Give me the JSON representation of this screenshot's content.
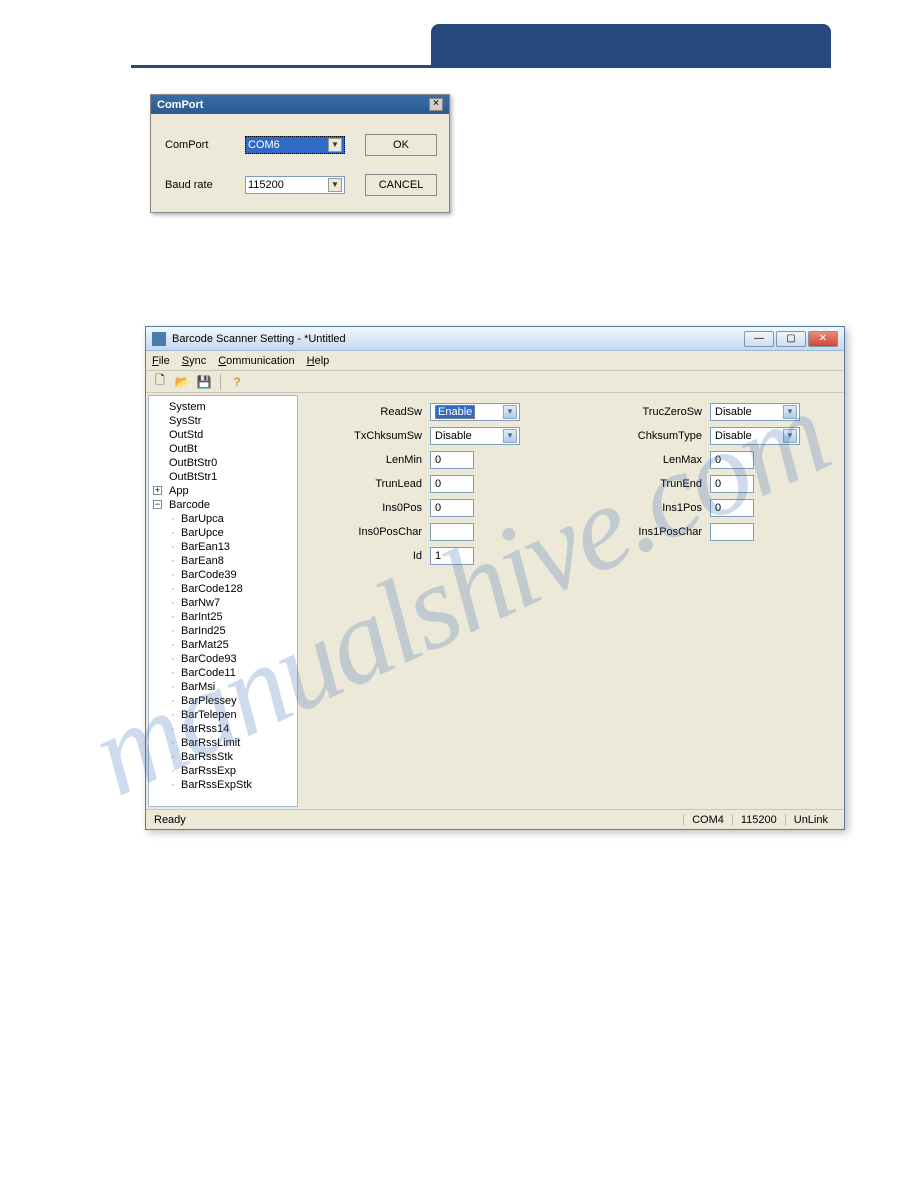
{
  "comport_dialog": {
    "title": "ComPort",
    "labels": {
      "comport": "ComPort",
      "baudrate": "Baud rate"
    },
    "values": {
      "comport": "COM6",
      "baudrate": "115200"
    },
    "buttons": {
      "ok": "OK",
      "cancel": "CANCEL"
    }
  },
  "app": {
    "title": "Barcode Scanner Setting - *Untitled",
    "menu": {
      "file": "File",
      "sync": "Sync",
      "communication": "Communication",
      "help": "Help"
    },
    "tree": {
      "roots": [
        "System",
        "SysStr",
        "OutStd",
        "OutBt",
        "OutBtStr0",
        "OutBtStr1",
        "App",
        "Barcode"
      ],
      "barcode_children": [
        "BarUpca",
        "BarUpce",
        "BarEan13",
        "BarEan8",
        "BarCode39",
        "BarCode128",
        "BarNw7",
        "BarInt25",
        "BarInd25",
        "BarMat25",
        "BarCode93",
        "BarCode11",
        "BarMsi",
        "BarPlessey",
        "BarTelepen",
        "BarRss14",
        "BarRssLimit",
        "BarRssStk",
        "BarRssExp",
        "BarRssExpStk"
      ]
    },
    "form": {
      "labels": {
        "readsw": "ReadSw",
        "truczero": "TrucZeroSw",
        "txchksum": "TxChksumSw",
        "chksumtype": "ChksumType",
        "lenmin": "LenMin",
        "lenmax": "LenMax",
        "trunlead": "TrunLead",
        "trunend": "TrunEnd",
        "ins0pos": "Ins0Pos",
        "ins1pos": "Ins1Pos",
        "ins0posch": "Ins0PosChar",
        "ins1posch": "Ins1PosChar",
        "id": "Id"
      },
      "values": {
        "readsw": "Enable",
        "truczero": "Disable",
        "txchksum": "Disable",
        "chksumtype": "Disable",
        "lenmin": "0",
        "lenmax": "0",
        "trunlead": "0",
        "trunend": "0",
        "ins0pos": "0",
        "ins1pos": "0",
        "ins0posch": "",
        "ins1posch": "",
        "id": "1"
      }
    },
    "status": {
      "ready": "Ready",
      "com": "COM4",
      "baud": "115200",
      "link": "UnLink"
    }
  },
  "watermark": "manualshive.com"
}
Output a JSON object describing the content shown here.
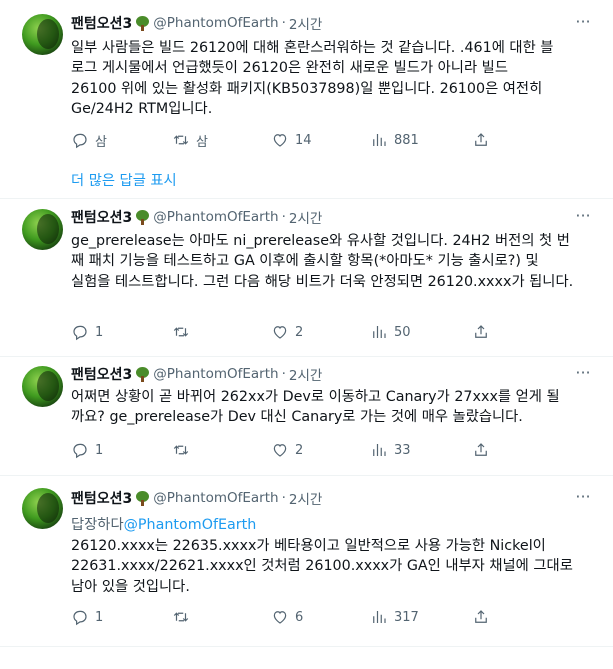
{
  "user": {
    "name": "팬텀오션3",
    "handle": "@PhantomOfEarth"
  },
  "more_glyph": "···",
  "separator": "·",
  "tweets": [
    {
      "time": "2시간",
      "lines": [
        "일부 사람들은 빌드 26120에 대해 혼란스러워하는 것 같습니다. .461에 대한 블",
        "로그 게시물에서 언급했듯이 26120은 완전히 새로운 빌드가 아니라 빌드",
        "26100 위에 있는 활성화 패키지(KB5037898)일 뿐입니다. 26100은 여전히",
        "Ge/24H2 RTM입니다."
      ],
      "reply_label": "삼",
      "retweet_label": "삼",
      "likes": "14",
      "views": "881"
    },
    {
      "time": "2시간",
      "lines": [
        "ge_prerelease는 아마도 ni_prerelease와 유사할 것입니다. 24H2 버전의 첫 번",
        "째 패치 기능을 테스트하고 GA 이후에 출시할 항목(*아마도* 기능 출시로?) 및",
        "실험을 테스트합니다. 그런 다음 해당 비트가 더욱 안정되면 26120.xxxx가 됩니다."
      ],
      "replies": "1",
      "likes": "2",
      "views": "50"
    },
    {
      "time": "2시간",
      "lines": [
        "어쩌면 상황이 곧 바뀌어 262xx가 Dev로 이동하고 Canary가 27xxx를 얻게 될",
        "까요? ge_prerelease가 Dev 대신 Canary로 가는 것에 매우 놀랐습니다."
      ],
      "replies": "1",
      "likes": "2",
      "views": "33"
    },
    {
      "time": "2시간",
      "reply_to_prefix": "답장하다",
      "reply_to_mention": "@PhantomOfEarth",
      "lines": [
        "26120.xxxx는 22635.xxxx가 베타용이고 일반적으로 사용 가능한 Nickel이",
        "22631.xxxx/22621.xxxx인 것처럼 26100.xxxx가 GA인 내부자 채널에 그대로",
        "남아 있을 것입니다."
      ],
      "replies": "1",
      "likes": "6",
      "views": "317"
    }
  ],
  "show_more_replies": "더 많은 답글 표시",
  "icons": {
    "reply": "reply-bubble-icon",
    "retweet": "retweet-arrows-icon",
    "like": "heart-icon",
    "views": "views-bar-chart-icon",
    "share": "share-upload-icon",
    "more": "more-dots-icon",
    "badge": "tree-emoji-icon"
  },
  "colors": {
    "text": "#0f1419",
    "secondary": "#536471",
    "link": "#1d9bf0",
    "divider": "#eff3f4"
  }
}
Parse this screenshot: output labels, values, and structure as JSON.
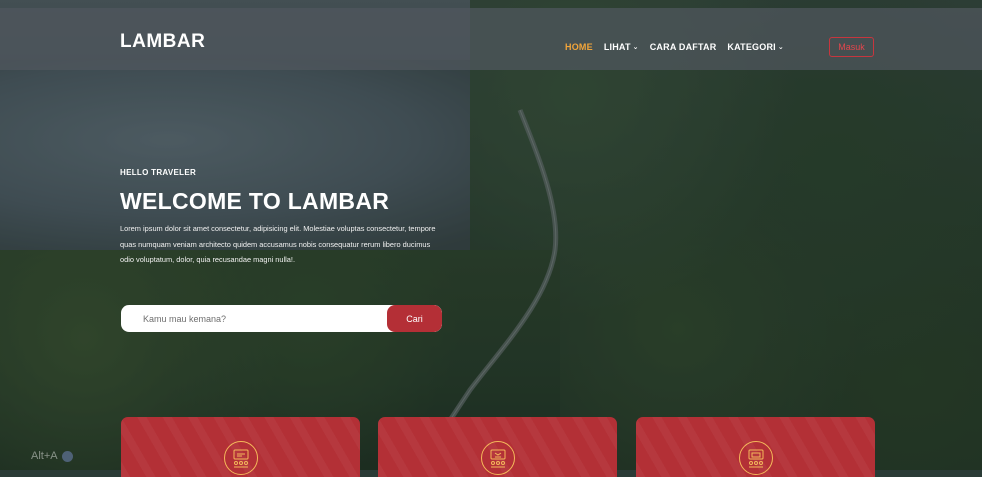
{
  "navbar": {
    "brand": "LAMBAR",
    "items": [
      {
        "label": "HOME",
        "active": true,
        "dropdown": false
      },
      {
        "label": "LIHAT",
        "active": false,
        "dropdown": true
      },
      {
        "label": "CARA DAFTAR",
        "active": false,
        "dropdown": false
      },
      {
        "label": "KATEGORI",
        "active": false,
        "dropdown": true
      }
    ],
    "login_label": "Masuk"
  },
  "hero": {
    "eyebrow": "HELLO TRAVELER",
    "title": "WELCOME TO LAMBAR",
    "text": "Lorem ipsum dolor sit amet consectetur, adipisicing elit. Molestiae voluptas consectetur, tempore quas numquam veniam architecto quidem accusamus nobis consequatur rerum libero ducimus odio voluptatum, dolor, quia recusandae magni nulla!."
  },
  "search": {
    "placeholder": "Kamu mau kemana?",
    "button_label": "Cari"
  },
  "cards": [
    {
      "icon": "destination-icon"
    },
    {
      "icon": "guide-icon"
    },
    {
      "icon": "agency-icon"
    }
  ],
  "watermark": "Alt+A",
  "colors": {
    "accent": "#b42f36",
    "active_nav": "#f2a53a",
    "icon_ring": "#f4b85a"
  }
}
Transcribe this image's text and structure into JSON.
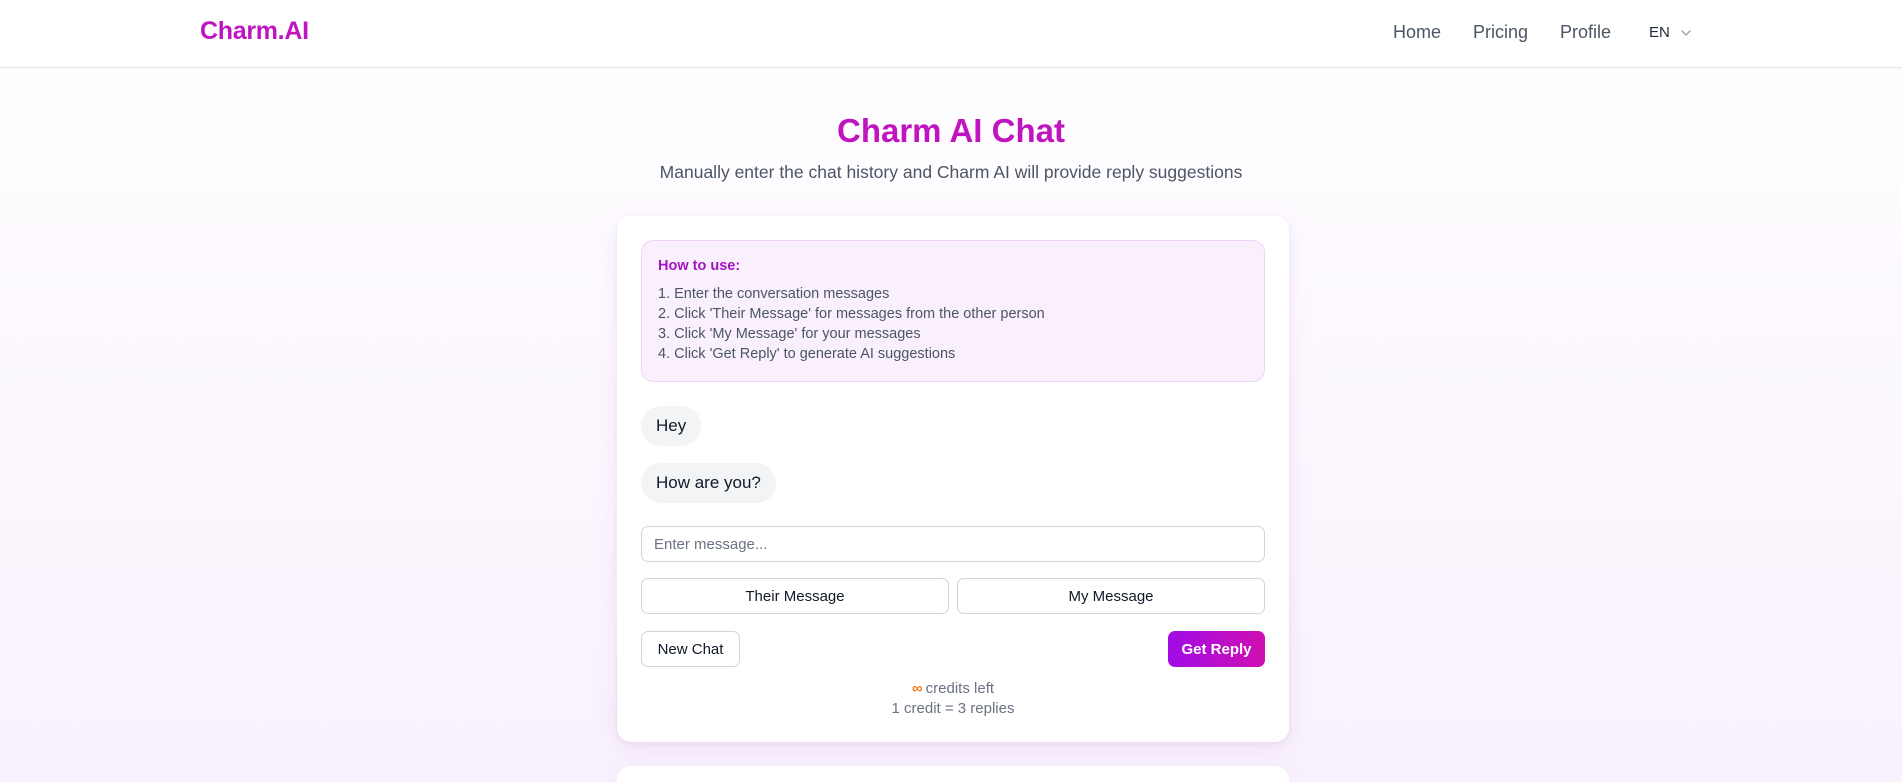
{
  "nav": {
    "logo": "Charm.AI",
    "links": [
      "Home",
      "Pricing",
      "Profile"
    ],
    "language": "EN"
  },
  "header": {
    "title": "Charm AI Chat",
    "subtitle": "Manually enter the chat history and Charm AI will provide reply suggestions"
  },
  "howto": {
    "title": "How to use:",
    "steps": [
      "1. Enter the conversation messages",
      "2. Click 'Their Message' for messages from the other person",
      "3. Click 'My Message' for your messages",
      "4. Click 'Get Reply' to generate AI suggestions"
    ]
  },
  "messages": [
    "Hey",
    "How are you?"
  ],
  "composer": {
    "placeholder": "Enter message...",
    "their_label": "Their Message",
    "my_label": "My Message",
    "new_chat_label": "New Chat",
    "get_reply_label": "Get Reply"
  },
  "credits": {
    "symbol": "∞",
    "left_text": "credits left",
    "rate_text": "1 credit = 3 replies"
  },
  "colors": {
    "brand": "#c114c1",
    "accent_gradient_start": "#a10ce6",
    "accent_gradient_end": "#cf0fb1",
    "credit_symbol": "#f07b1a"
  }
}
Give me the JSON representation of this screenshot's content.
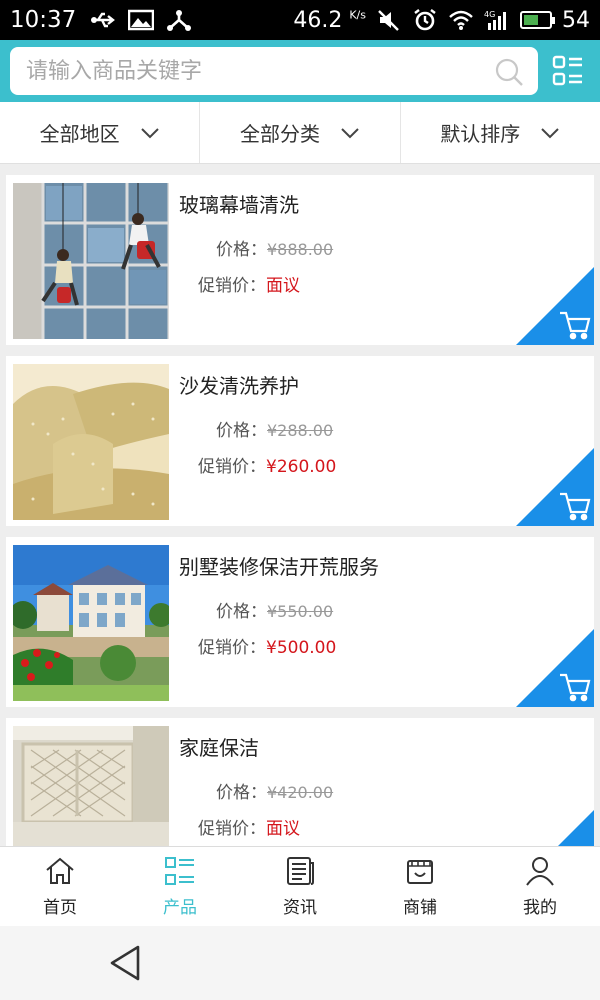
{
  "status_bar": {
    "time": "10:37",
    "network_speed": "46.2",
    "network_speed_unit": "K/s",
    "battery_percent": "54",
    "signal_label": "4G"
  },
  "search": {
    "placeholder": "请输入商品关键字"
  },
  "filters": [
    {
      "label": "全部地区"
    },
    {
      "label": "全部分类"
    },
    {
      "label": "默认排序"
    }
  ],
  "labels": {
    "price": "价格：",
    "promo_price": "促销价："
  },
  "products": [
    {
      "title": "玻璃幕墙清洗",
      "price": "¥888.00",
      "promo_price": "面议"
    },
    {
      "title": "沙发清洗养护",
      "price": "¥288.00",
      "promo_price": "¥260.00"
    },
    {
      "title": "别墅装修保洁开荒服务",
      "price": "¥550.00",
      "promo_price": "¥500.00"
    },
    {
      "title": "家庭保洁",
      "price": "¥420.00",
      "promo_price": "面议"
    }
  ],
  "bottom_nav": [
    {
      "label": "首页",
      "icon": "home-icon"
    },
    {
      "label": "产品",
      "icon": "product-list-icon",
      "active": true
    },
    {
      "label": "资讯",
      "icon": "news-icon"
    },
    {
      "label": "商铺",
      "icon": "shop-icon"
    },
    {
      "label": "我的",
      "icon": "user-icon"
    }
  ],
  "colors": {
    "accent": "#3cbfcd",
    "cart_corner": "#1a8fe8",
    "promo_price": "#d4161c"
  }
}
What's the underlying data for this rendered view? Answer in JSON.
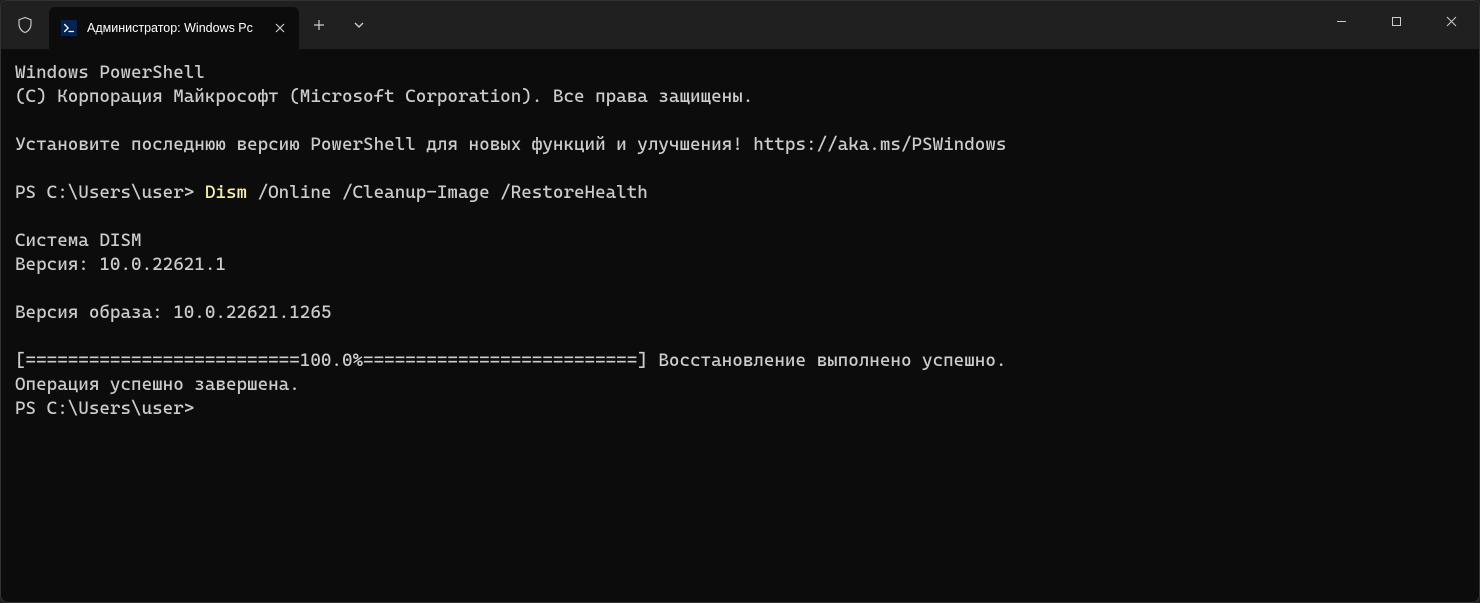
{
  "tab": {
    "title": "Администратор: Windows Pc"
  },
  "terminal": {
    "line1": "Windows PowerShell",
    "line2": "(C) Корпорация Майкрософт (Microsoft Corporation). Все права защищены.",
    "blank1": "",
    "line3": "Установите последнюю версию PowerShell для новых функций и улучшения! https://aka.ms/PSWindows",
    "blank2": "",
    "prompt1_prefix": "PS C:\\Users\\user> ",
    "prompt1_cmd": "Dism",
    "prompt1_args": " /Online /Cleanup-Image /RestoreHealth",
    "blank3": "",
    "line4": "Система DISM",
    "line5": "Версия: 10.0.22621.1",
    "blank4": "",
    "line6": "Версия образа: 10.0.22621.1265",
    "blank5": "",
    "line7": "[==========================100.0%==========================] Восстановление выполнено успешно.",
    "line8": "Операция успешно завершена.",
    "prompt2": "PS C:\\Users\\user>"
  }
}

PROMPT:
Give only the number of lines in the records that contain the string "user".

THE ANSWER:
4